HOW human do you think you are?
Well, let’s play a numbers game: in terms of cell numbers, you have in the order of a trillion cells in your body, though this value varies greatly between people and is constantly changing within each of us. However, you have some ten times this number of bacterial cells within (and on) your body 1. So at one level at least, you are only 10% human.
Of course, bacterial cells are quite a bit smaller than your cells, so there’s room for the both of you, in you.
In terms of genes, the instructions that make you you, humans have about 30,000. Again, there are in the order of a hundred times this number of bacterial genes operating within and on your body 2. So at another level you are only 1% human.
Don’t worry though, of course you’re 100% human. Instead, we need to consider the extent of what being human actually is. Being human comes part and parcel with being a super-organism. We live in a symbiotic relationship with hundreds of different species of bacteria, without which we could not survive. Think of them as an invisible extension of your body’s innate defences, occupying every external surface, your skin, your gut, your eyes, ear, nose, and various other orifices.

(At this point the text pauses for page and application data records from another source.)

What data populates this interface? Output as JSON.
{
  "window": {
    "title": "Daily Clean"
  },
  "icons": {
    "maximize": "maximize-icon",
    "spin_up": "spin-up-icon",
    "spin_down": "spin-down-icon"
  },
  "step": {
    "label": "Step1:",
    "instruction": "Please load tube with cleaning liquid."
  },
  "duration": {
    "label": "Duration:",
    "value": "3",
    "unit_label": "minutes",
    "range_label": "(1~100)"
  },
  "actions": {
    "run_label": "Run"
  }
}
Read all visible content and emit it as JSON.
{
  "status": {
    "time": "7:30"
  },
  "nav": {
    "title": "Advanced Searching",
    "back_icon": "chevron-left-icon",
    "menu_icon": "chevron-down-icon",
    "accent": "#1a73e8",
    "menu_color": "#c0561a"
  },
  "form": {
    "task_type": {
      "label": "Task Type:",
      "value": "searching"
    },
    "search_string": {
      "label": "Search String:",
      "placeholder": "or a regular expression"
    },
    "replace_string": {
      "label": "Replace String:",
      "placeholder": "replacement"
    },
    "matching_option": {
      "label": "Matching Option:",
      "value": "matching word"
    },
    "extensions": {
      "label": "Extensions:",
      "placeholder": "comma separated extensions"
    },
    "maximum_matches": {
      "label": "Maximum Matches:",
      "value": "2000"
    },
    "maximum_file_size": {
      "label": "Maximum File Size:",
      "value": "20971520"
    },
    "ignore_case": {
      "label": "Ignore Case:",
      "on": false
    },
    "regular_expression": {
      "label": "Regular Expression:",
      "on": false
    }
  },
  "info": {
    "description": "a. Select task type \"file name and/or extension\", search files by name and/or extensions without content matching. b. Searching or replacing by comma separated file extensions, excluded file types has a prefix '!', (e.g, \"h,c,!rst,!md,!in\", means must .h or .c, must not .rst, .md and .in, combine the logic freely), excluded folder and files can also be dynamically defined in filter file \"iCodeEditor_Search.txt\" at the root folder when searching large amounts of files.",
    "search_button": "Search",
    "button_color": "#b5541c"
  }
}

There is mounting evidence to suggest that they influence our development; our physiology; our nutrition and metabolism; and immunity, where they play an important role from birth in educating our immune systems. They are your interactive suit of armour, both part of the environment and part of you. These communities of bacteria are referred to as the microbiome, and they are being investigated as part of the Human Microbiome Project, an effort by many research labs coordinated by the National Institute of Health.